- Published: Tuesday, 04 October 2016 17:12
- Written by David DeCiero
I have recently been thinking a lot about employees and the commitment that people have to their hobbies and to their jobs. It strikes me that people are always more passionate about their hobbies, so it got me thinking about capturing that as an employer. There has been plenty written about how to engage employees and ensure that they are passionate about their job, but what if we could capture a defining attribute of people that would ensure they will be committed to their role?
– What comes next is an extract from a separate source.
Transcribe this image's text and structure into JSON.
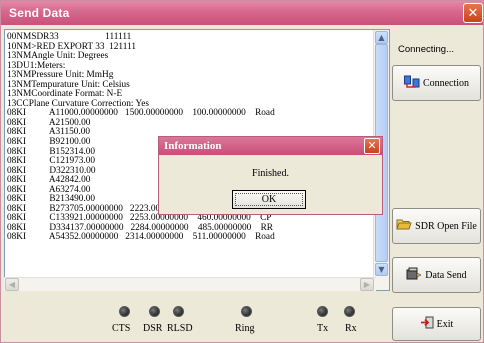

I believe that the answer lies in hiring people where the role will be a second job for the employee. Now, naturally, this does limit the hours of operation for your business. However, it is people who are willing to take a second job doing something that they like who have the passion you would be looking for. This comes back to the idea about hobbies. Some people want to learn more about a particular area and are willing to work in that area to learn. However, it may not be lucrative enough as a full time job. This allows you as an employer to tap into that desire for a job that you may not find in a regular employee. I believe that the alcohol industry is a great beneficiary of this. People want to work in this industry to get a feel for what is happening and learn more about it. The pay is secondary to them. This is a win-win for the employer as they get a resource that is less expensive and one who wants to do the job and learn.
So, how do you find these people? The best place is through amateur associations or advertisements at your establishment. Forget about classifieds as you are looking for people who are interested in the role as a hobby, not as a job. Amateur associations (beer brewing clubs, winemaking clubs or loose groups of people who share these interests) is a crop of people who may want to get some more experience, or do things at a scale they are not able to do at home. Find out (or host) these groups to identify people who may be a good fit for your company. Additionally, posting the job in your establishment will attract candidates who are already in tune with your company. They may not have the knowledge that a homebrewer may have, but will bring a desire to learn in the role.
Before you dismiss this idea as crazy, think about how you got into the industry. Cahnces are, it started as a side gig. You brought your passion and intelligence to the role and continued in addition to your regular job becuase you really liked doing it. Get those people to become your employees and tap into their passion.